During August, 2015, we commemorate the 70th anniversary of the nuclear bombing of Hiroshima and Nagasaki, Japan, the only country ever hit by nuclear bombs. Megan Rice, SHCJ, (more information below) who has devoted her life to educating people about the dangers of nuclear weapons and uranium production, is the author of the following guest blog:
Reason for Anniversary
Nuclear bombs were dropped three days apart, August 6 and 9, 1945. The real mortality of the atomic bombs that were dropped on Japan will never be known. The destruction and overwhelming chaos made orderly counting impossible. It is not unlikely that the estimates of killed and wounded in Hiroshima (150,000) and Nagasaki (75,000) are overly conservative. Nor has anyone accurately counted the suffering, not just to people but to all species as well as to soil, air, and water.
Lasting damage, however, is implied in this note typed on a small, folded peace crane, a gift of the Japanese people to U.S. citizens for this 70th anniversary: “There is no excuse for nuclear weapons.

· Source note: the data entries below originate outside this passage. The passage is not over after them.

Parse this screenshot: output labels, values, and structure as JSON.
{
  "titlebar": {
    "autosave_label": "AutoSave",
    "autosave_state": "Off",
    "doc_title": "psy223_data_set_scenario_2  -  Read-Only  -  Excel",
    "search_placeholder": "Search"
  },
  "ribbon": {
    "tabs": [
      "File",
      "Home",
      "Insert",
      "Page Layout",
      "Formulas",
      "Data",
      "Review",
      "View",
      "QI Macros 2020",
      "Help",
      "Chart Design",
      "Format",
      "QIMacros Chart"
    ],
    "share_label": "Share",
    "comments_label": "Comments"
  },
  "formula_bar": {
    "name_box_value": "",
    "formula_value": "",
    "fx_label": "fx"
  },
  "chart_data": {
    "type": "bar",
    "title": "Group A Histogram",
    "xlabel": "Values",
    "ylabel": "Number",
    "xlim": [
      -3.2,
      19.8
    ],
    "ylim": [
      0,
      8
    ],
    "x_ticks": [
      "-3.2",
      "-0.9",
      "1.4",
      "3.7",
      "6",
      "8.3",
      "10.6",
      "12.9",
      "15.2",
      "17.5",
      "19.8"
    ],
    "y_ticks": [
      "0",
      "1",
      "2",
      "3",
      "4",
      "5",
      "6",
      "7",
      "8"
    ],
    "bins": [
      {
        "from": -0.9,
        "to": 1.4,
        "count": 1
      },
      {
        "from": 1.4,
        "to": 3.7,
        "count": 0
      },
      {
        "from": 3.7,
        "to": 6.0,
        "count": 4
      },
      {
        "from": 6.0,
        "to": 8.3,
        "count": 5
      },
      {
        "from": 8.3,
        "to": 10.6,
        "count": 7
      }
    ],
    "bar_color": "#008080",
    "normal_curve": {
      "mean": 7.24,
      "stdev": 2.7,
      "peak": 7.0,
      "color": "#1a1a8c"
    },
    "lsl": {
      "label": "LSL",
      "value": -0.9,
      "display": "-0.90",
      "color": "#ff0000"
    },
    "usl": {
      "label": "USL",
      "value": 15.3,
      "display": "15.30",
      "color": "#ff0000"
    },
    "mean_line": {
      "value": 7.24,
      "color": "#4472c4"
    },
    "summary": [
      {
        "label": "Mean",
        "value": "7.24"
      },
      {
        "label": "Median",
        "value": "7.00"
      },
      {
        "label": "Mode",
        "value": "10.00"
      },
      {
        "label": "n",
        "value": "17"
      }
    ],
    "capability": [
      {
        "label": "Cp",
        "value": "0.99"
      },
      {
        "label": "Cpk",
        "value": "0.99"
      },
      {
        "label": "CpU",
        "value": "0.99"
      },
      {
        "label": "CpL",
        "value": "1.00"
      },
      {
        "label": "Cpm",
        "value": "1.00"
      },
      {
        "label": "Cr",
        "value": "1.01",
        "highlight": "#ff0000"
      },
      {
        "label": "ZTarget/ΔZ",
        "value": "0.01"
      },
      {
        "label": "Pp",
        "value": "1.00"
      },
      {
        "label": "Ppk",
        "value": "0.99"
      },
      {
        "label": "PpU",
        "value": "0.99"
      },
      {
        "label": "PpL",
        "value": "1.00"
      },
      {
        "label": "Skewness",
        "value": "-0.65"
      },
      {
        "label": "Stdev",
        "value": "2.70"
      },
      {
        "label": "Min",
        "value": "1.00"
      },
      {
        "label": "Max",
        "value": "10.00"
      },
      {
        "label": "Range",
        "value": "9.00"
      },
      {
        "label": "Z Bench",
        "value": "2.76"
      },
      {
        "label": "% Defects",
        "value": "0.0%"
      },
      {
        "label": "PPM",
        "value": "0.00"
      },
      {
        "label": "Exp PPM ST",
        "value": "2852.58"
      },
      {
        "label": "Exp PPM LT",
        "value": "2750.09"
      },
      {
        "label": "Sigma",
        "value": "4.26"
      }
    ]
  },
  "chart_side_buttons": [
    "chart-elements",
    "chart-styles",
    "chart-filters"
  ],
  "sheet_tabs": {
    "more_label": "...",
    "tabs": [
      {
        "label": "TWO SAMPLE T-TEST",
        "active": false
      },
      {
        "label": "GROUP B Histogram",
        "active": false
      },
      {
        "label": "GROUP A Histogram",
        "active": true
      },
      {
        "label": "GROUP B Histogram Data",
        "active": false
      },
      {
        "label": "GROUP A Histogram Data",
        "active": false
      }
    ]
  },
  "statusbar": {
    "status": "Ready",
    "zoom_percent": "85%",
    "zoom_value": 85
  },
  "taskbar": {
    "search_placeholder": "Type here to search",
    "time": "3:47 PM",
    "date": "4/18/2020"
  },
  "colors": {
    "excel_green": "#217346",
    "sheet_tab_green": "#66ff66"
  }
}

Weapons of mass destruction can’t be necessary for world peace.”
As long as there is one remaining, un-dismantled thermonuclear weapon, none of us can be considered free: free from the need to “secure” it, free to prevent any of us ever from considering its possible use; free from the need to test and the need to threaten life.
Nuclear weapons production demands a climate of secrecy, of profiteering for some, while ignoring and denying the truth about its consequences upon everyone: uncontrollable pollution, disease for the workers at every stage from mining to manufacture, storage, testing, to say nothing of the possibility of ever using one. Nuclear weapons threaten the moral psyche of all of humanity that is so intimately linked to each other in the grand Story of Sacred Creation and in the mind and heart of the Creating One.
Uranium and Indigenous Peoples
In 2009 the European Commission found that approximately 70% of uranium used in nuclear reactors is sourced from the homelands of indigenous minorities worldwide. The Mirarr people of Australia believe that this constitutes an unfair impact on indigenous people now and into the future. They suffer the dangers and long term impacts of the front end of the nuclear fuel cycle; many live without the awareness of the impacts that uranium mining has on the lives of others.
Those of us privileged to hear Corbin Harney (the late Spiritual Leader of the Western Shoshone Nation First People of the Land), speak at the Nuclear Test Site in the Nevada Desert heard a similar message. Their sacred lands were desecrated by detonating more than 1000 nuclear bombs during the 5 decades following 1945. More than 30,000 more nuclear weapons continued to be produced, tested and stored or gradually dismantled (following the various nonproliferation treaties since 1970).
The damage of the ‘fall out’ of these tests in terms of pollution of the sacred resources of air, land, and water cannot be measured. Impacts have caused incalculable kinds of fatal diseases among humans (such as cancers), plants, and animals residing in the thousands of square acres which surround the Nuclear Test Site. Damage extends beyond this area and can last for generations.
A Bulletin of Atomic Scientists’ analysis estimates that the financial cost over the last seventy years for the nuclear industrial complex alone is approximately 10 trillion dollars.
Question: How can we transform this industry into truly life-enhancing alternative projects that sustain the fullness of life for all? Please add your suggestions to Comments.
Megan Rice, anti-nuclear activist, is my SHCJ sister. She focused global attention on the multiple evils of uranium production (and the lax security of the U.S. facilities) when in July, 2012 she, Michael R. Walli, and Gregory I. Boertje-Obed conducted a peaceful protest at the Y-12 National Security Complex in Oak Ridge, TN, facility. She was released from prison in May, 2015.